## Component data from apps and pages
• • • • •
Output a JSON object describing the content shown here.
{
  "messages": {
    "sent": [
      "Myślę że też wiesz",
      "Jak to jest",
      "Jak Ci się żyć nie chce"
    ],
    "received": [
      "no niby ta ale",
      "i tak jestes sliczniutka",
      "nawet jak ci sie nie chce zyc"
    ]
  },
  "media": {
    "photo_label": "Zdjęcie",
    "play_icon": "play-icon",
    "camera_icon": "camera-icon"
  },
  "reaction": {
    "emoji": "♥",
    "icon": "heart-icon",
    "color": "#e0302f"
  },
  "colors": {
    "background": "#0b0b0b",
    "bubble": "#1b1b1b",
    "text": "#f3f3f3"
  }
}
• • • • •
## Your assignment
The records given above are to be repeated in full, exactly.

## Output for this task
Output a JSON object describing the content shown here.
{
  "messages": {
    "sent": [
      "Myślę że też wiesz",
      "Jak to jest",
      "Jak Ci się żyć nie chce"
    ],
    "received": [
      "no niby ta ale",
      "i tak jestes sliczniutka",
      "nawet jak ci sie nie chce zyc"
    ]
  },
  "media": {
    "photo_label": "Zdjęcie",
    "play_icon": "play-icon",
    "camera_icon": "camera-icon"
  },
  "reaction": {
    "emoji": "♥",
    "icon": "heart-icon",
    "color": "#e0302f"
  },
  "colors": {
    "background": "#0b0b0b",
    "bubble": "#1b1b1b",
    "text": "#f3f3f3"
  }
}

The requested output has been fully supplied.